Lines from the listing below that contain the string "JSON" are to be reported.
Provided material below:
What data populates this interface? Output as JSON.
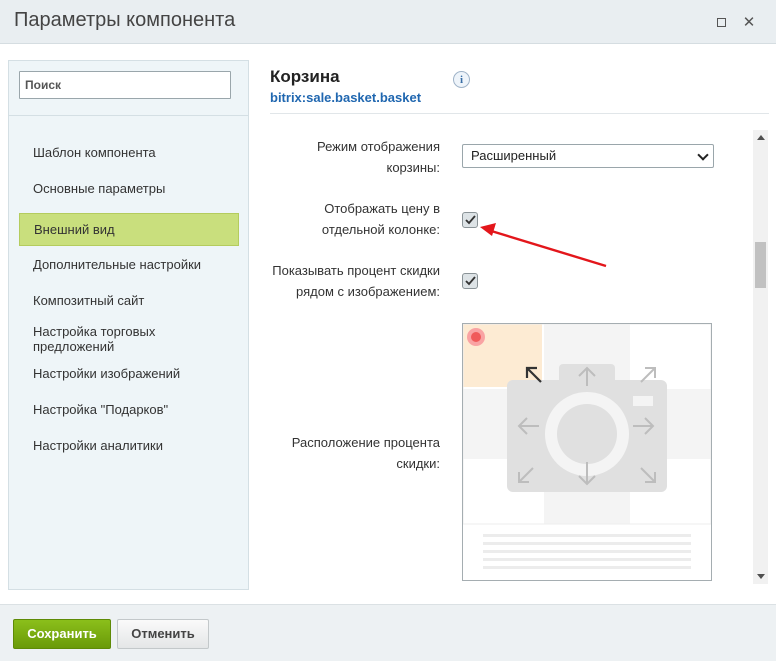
{
  "dialog": {
    "title": "Параметры компонента",
    "maximize_icon": "maximize-icon",
    "close_icon": "close-icon",
    "close_glyph": "✕"
  },
  "sidebar": {
    "search_placeholder": "Поиск",
    "items": [
      {
        "label": "Шаблон компонента",
        "active": false
      },
      {
        "label": "Основные параметры",
        "active": false
      },
      {
        "label": "Внешний вид",
        "active": true
      },
      {
        "label": "Дополнительные настройки",
        "active": false
      },
      {
        "label": "Композитный сайт",
        "active": false
      },
      {
        "label": "Настройка торговых предложений",
        "active": false
      },
      {
        "label": "Настройки изображений",
        "active": false
      },
      {
        "label": "Настройка \"Подарков\"",
        "active": false
      },
      {
        "label": "Настройки аналитики",
        "active": false
      }
    ]
  },
  "component": {
    "title": "Корзина",
    "code": "bitrix:sale.basket.basket",
    "info_glyph": "i"
  },
  "settings": {
    "display_mode_label": "Режим отображения корзины:",
    "display_mode_value": "Расширенный",
    "show_price_column_label": "Отображать цену в отдельной колонке:",
    "show_price_column_checked": true,
    "show_discount_percent_label": "Показывать процент скидки рядом с изображением:",
    "show_discount_percent_checked": true,
    "discount_position_label": "Расположение процента скидки:",
    "discount_position_selected": "top-left"
  },
  "footer": {
    "save_label": "Сохранить",
    "cancel_label": "Отменить"
  },
  "colors": {
    "active_item": "#c9df7d",
    "save_button": "#7aad12",
    "link": "#2067b0",
    "annotation_arrow": "#e3161b",
    "discount_dot": "#f05a5a"
  }
}
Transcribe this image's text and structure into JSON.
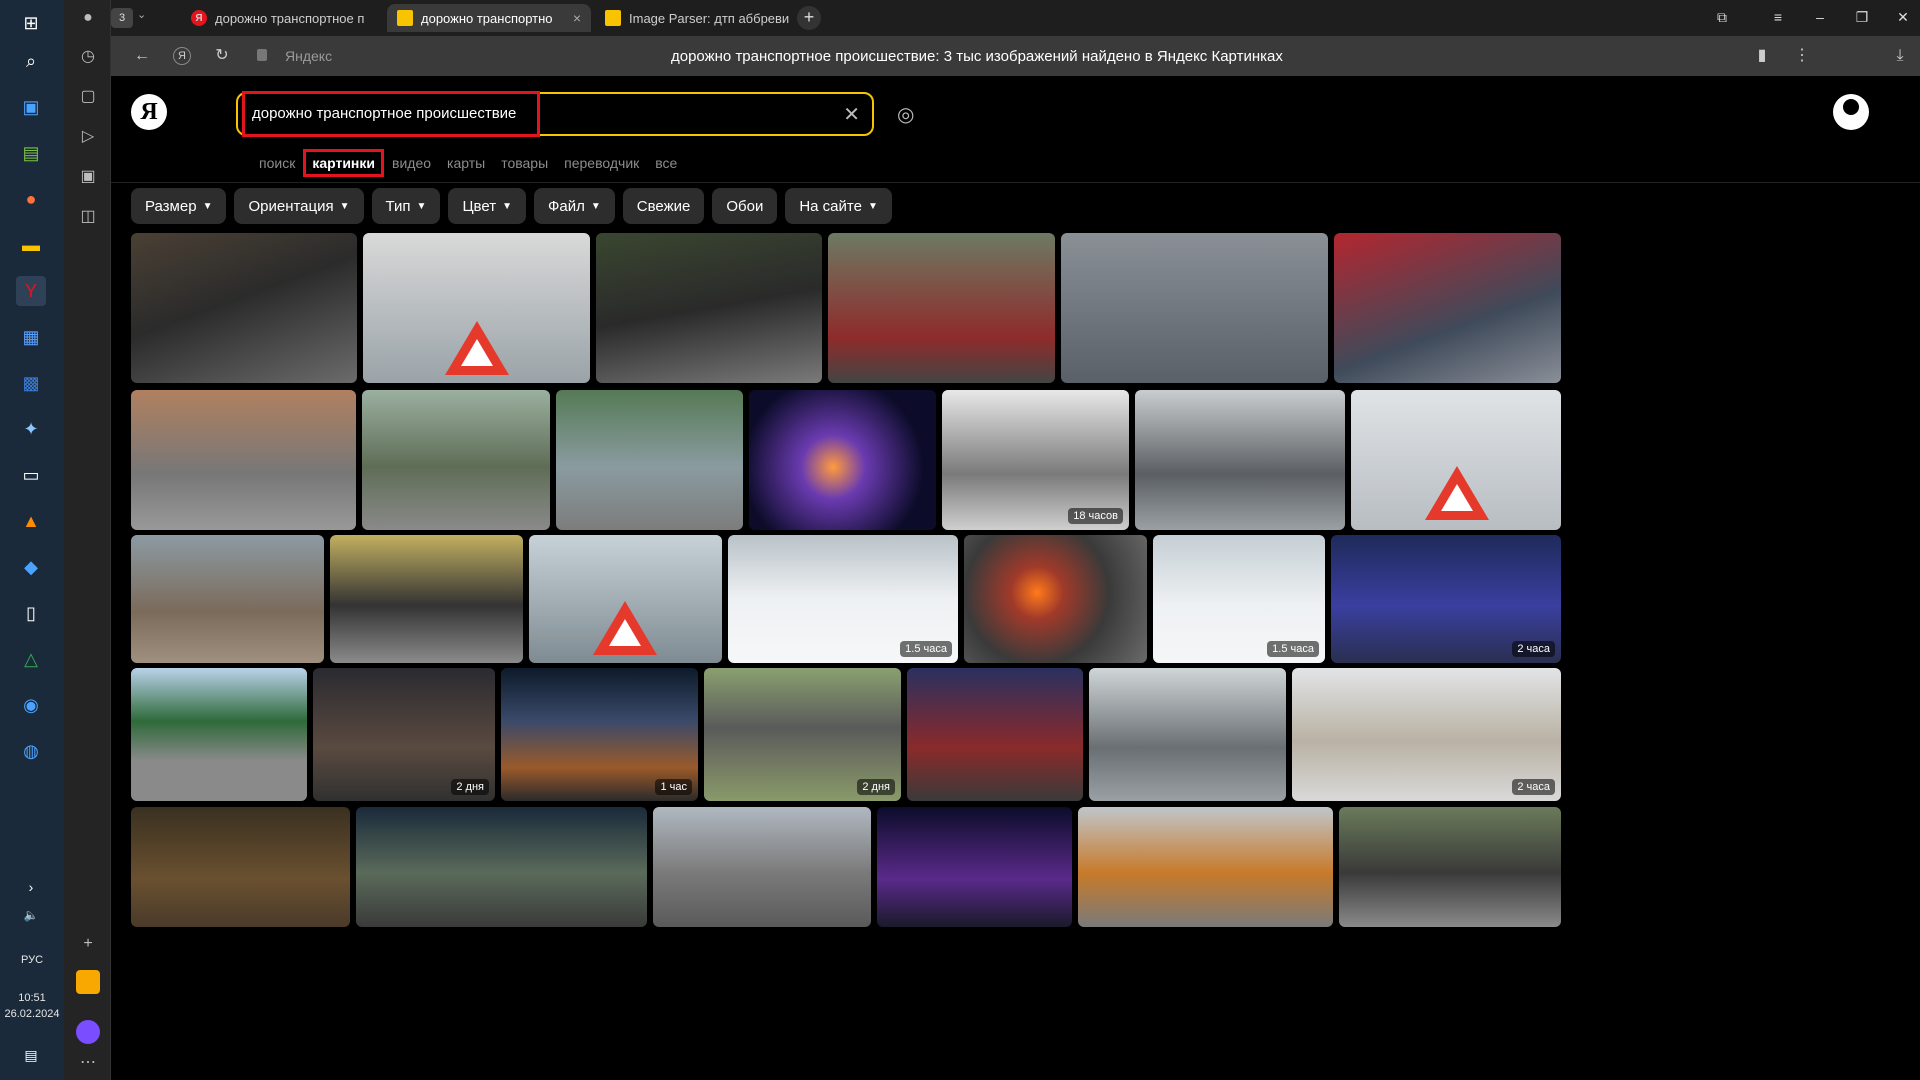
{
  "taskbar": {
    "lang": "РУС",
    "time": "10:51",
    "date": "26.02.2024"
  },
  "tabs": [
    {
      "label": "дорожно транспортное п",
      "fav_color": "#e2151f",
      "fav_text": "Я"
    },
    {
      "label": "дорожно транспортно",
      "fav_color": "#f8c400",
      "fav_text": ""
    },
    {
      "label": "Image Parser: дтп аббреви",
      "fav_color": "#f8c400",
      "fav_text": ""
    }
  ],
  "tab_count_badge": "3",
  "address": {
    "host": "Яндекс",
    "title": "дорожно транспортное происшествие: 3 тыс изображений найдено в Яндекс Картинках"
  },
  "search": {
    "query": "дорожно транспортное происшествие"
  },
  "services": [
    "поиск",
    "картинки",
    "видео",
    "карты",
    "товары",
    "переводчик",
    "все"
  ],
  "filters": [
    {
      "label": "Размер",
      "dropdown": true
    },
    {
      "label": "Ориентация",
      "dropdown": true
    },
    {
      "label": "Тип",
      "dropdown": true
    },
    {
      "label": "Цвет",
      "dropdown": true
    },
    {
      "label": "Файл",
      "dropdown": true
    },
    {
      "label": "Свежие",
      "dropdown": false
    },
    {
      "label": "Обои",
      "dropdown": false
    },
    {
      "label": "На сайте",
      "dropdown": true
    }
  ],
  "badges": {
    "b1": "18 часов",
    "b2": "1.5 часа",
    "b3": "1.5 часа",
    "b4": "2 часа",
    "b5": "2 дня",
    "b6": "1 час",
    "b7": "2 дня",
    "b8": "2 часа"
  }
}
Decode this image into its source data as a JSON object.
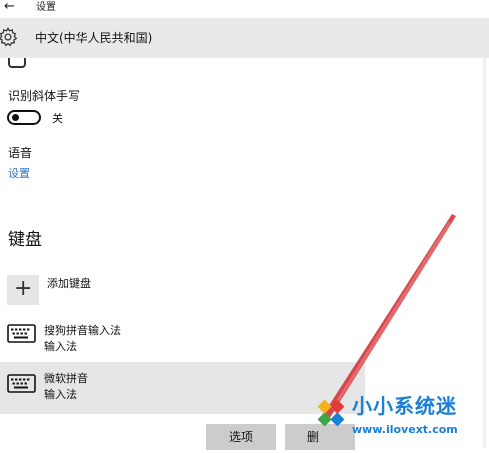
{
  "window": {
    "title": "设置",
    "back_icon": "←"
  },
  "header": {
    "title": "中文(中华人民共和国)",
    "icon": "gear-icon"
  },
  "handwriting": {
    "label": "识别斜体手写",
    "toggle_state": "关",
    "toggle_on": false
  },
  "speech": {
    "label": "语音",
    "link": "设置"
  },
  "keyboards": {
    "section_title": "键盘",
    "add_label": "添加键盘",
    "add_icon": "+",
    "items": [
      {
        "name": "搜狗拼音输入法",
        "type": "输入法",
        "icon": "keyboard-icon",
        "selected": false
      },
      {
        "name": "微软拼音",
        "type": "输入法",
        "icon": "keyboard-icon",
        "selected": true
      }
    ],
    "options_button": "选项",
    "delete_button": "删"
  },
  "watermark": {
    "name": "小小系统迷",
    "url": "www.ilovext.com"
  },
  "colors": {
    "accent": "#2a76c6",
    "header_bg": "#e9e9e9",
    "selected_bg": "#e6e6e6",
    "button_bg": "#cccccc",
    "pointer": "#d4343a",
    "watermark": "#1a7fd6"
  }
}
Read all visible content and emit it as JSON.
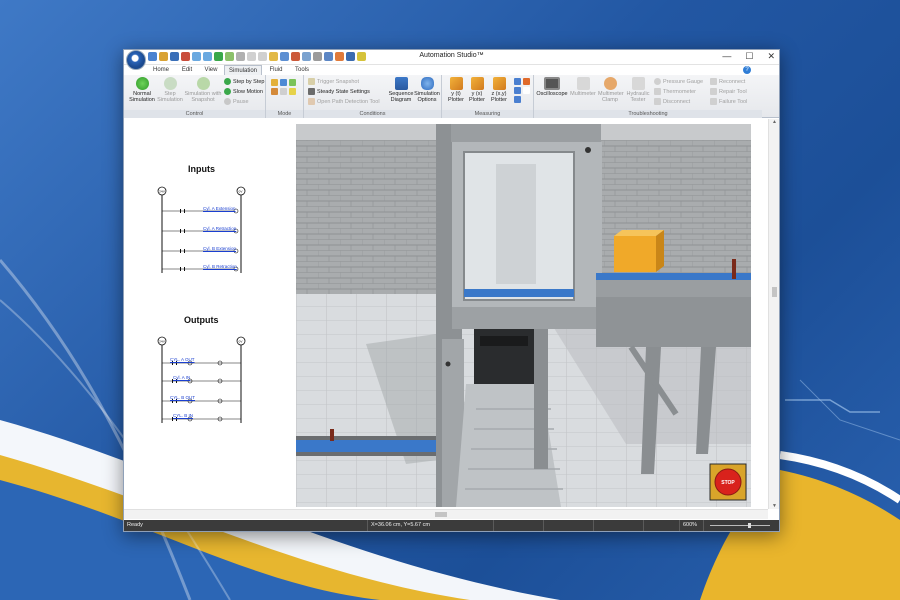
{
  "window": {
    "title": "Automation Studio™",
    "controls": [
      "—",
      "☐",
      "✕"
    ]
  },
  "tabs": [
    "Home",
    "Edit",
    "View",
    "Simulation",
    "Fluid",
    "Tools"
  ],
  "active_tab": "Simulation",
  "ribbon": {
    "control": {
      "label": "Control",
      "normal_simulation": "Normal Simulation",
      "step": "Step Simulation",
      "simulation_with_snapshot": "Simulation with Snapshot",
      "step_by_step": "Step by Step",
      "slow_motion": "Slow Motion",
      "pause": "Pause"
    },
    "mode": {
      "label": "Mode"
    },
    "conditions": {
      "label": "Conditions",
      "trigger_snapshot": "Trigger Snapshot",
      "steady_state_settings": "Steady State Settings",
      "open_path_detection_tool": "Open Path Detection Tool",
      "sequence_diagram": "Sequence Diagram",
      "simulation_options": "Simulation Options"
    },
    "measuring": {
      "label": "Measuring",
      "yf_plotter": "y (t) Plotter",
      "yx_plotter": "y (x) Plotter",
      "zxy_plotter": "z (x,y) Plotter"
    },
    "troubleshooting": {
      "label": "Troubleshooting",
      "oscilloscope": "Oscilloscope",
      "multimeter": "Multimeter",
      "multimeter_clamp": "Multimeter Clamp",
      "hydraulic_tester": "Hydraulic Tester",
      "pressure_gauge": "Pressure Gauge",
      "thermometer": "Thermometer",
      "disconnect": "Disconnect",
      "reconnect": "Reconnect",
      "repair_tool": "Repair Tool",
      "failure_tool": "Failure Tool"
    }
  },
  "inputs": {
    "title": "Inputs",
    "rail_left": "24V",
    "rail_right": "0V",
    "rungs": [
      "Cyl. A Extension",
      "Cyl. A Retraction",
      "Cyl. B Extension",
      "Cyl. B Retraction"
    ]
  },
  "outputs": {
    "title": "Outputs",
    "rail_left": "24V",
    "rail_right": "0V",
    "rungs": [
      "CYL. A OUT",
      "Cyl. A IN",
      "CYL. B OUT",
      "CYL. B IN"
    ]
  },
  "stop_button": "STOP",
  "status": {
    "state": "Ready",
    "coords": "X=36.06 cm, Y=5.67 cm",
    "zoom": "600%"
  },
  "colors": {
    "accent": "#2a64b8",
    "status_bar": "#3b3b3b",
    "link": "#1a3fd0",
    "stop": "#d9221c"
  }
}
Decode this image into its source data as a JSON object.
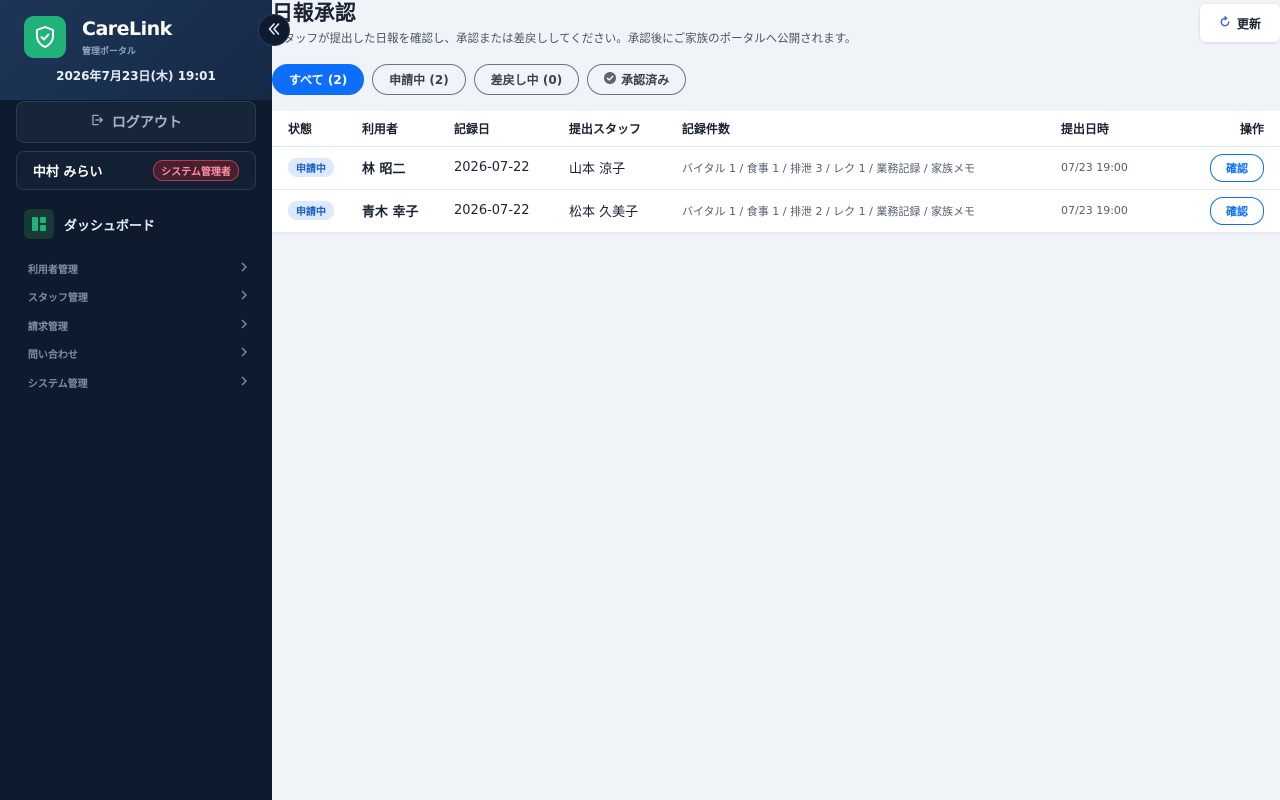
{
  "sidebar": {
    "app_name": "CareLink",
    "app_sub": "管理ポータル",
    "datetime": "2026年7月23日(木) 19:01",
    "logout_label": "ログアウト",
    "user_name": "中村 みらい",
    "role_badge": "システム管理者",
    "dashboard_label": "ダッシュボード",
    "nav_items": [
      {
        "label": "利用者管理"
      },
      {
        "label": "スタッフ管理"
      },
      {
        "label": "請求管理"
      },
      {
        "label": "問い合わせ"
      },
      {
        "label": "システム管理"
      }
    ],
    "accent_color": "#1fb37a"
  },
  "header": {
    "title": "日報承認",
    "description": "スタッフが提出した日報を確認し、承認または差戻ししてください。承認後にご家族のポータルへ公開されます。",
    "refresh_label": "更新"
  },
  "filters": [
    {
      "label": "すべて (2)",
      "active": true
    },
    {
      "label": "申請中 (2)",
      "active": false
    },
    {
      "label": "差戻し中 (0)",
      "active": false
    },
    {
      "label": "承認済み",
      "active": false,
      "icon": "check-circle-icon"
    }
  ],
  "table": {
    "columns": [
      "状態",
      "利用者",
      "記録日",
      "提出スタッフ",
      "記録件数",
      "提出日時",
      "操作"
    ],
    "rows": [
      {
        "status": "申請中",
        "user": "林 昭二",
        "date": "2026-07-22",
        "staff": "山本 涼子",
        "counts": "バイタル 1 / 食事 1 / 排泄 3 / レク 1 / 業務記録 / 家族メモ",
        "submitted": "07/23 19:00",
        "action": "確認"
      },
      {
        "status": "申請中",
        "user": "青木 幸子",
        "date": "2026-07-22",
        "staff": "松本 久美子",
        "counts": "バイタル 1 / 食事 1 / 排泄 2 / レク 1 / 業務記録 / 家族メモ",
        "submitted": "07/23 19:00",
        "action": "確認"
      }
    ]
  },
  "colors": {
    "primary": "#0d6efd",
    "sidebar_bg": "#0e1a2e",
    "role_badge": "#ff8fa8"
  }
}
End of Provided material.
Output for this exercise
What data populates this interface? Output as JSON.
Transcribe this image's text and structure into JSON.
Decode this image into its source data as a JSON object.
Read all visible content and emit it as JSON.
Decode this image into its source data as a JSON object.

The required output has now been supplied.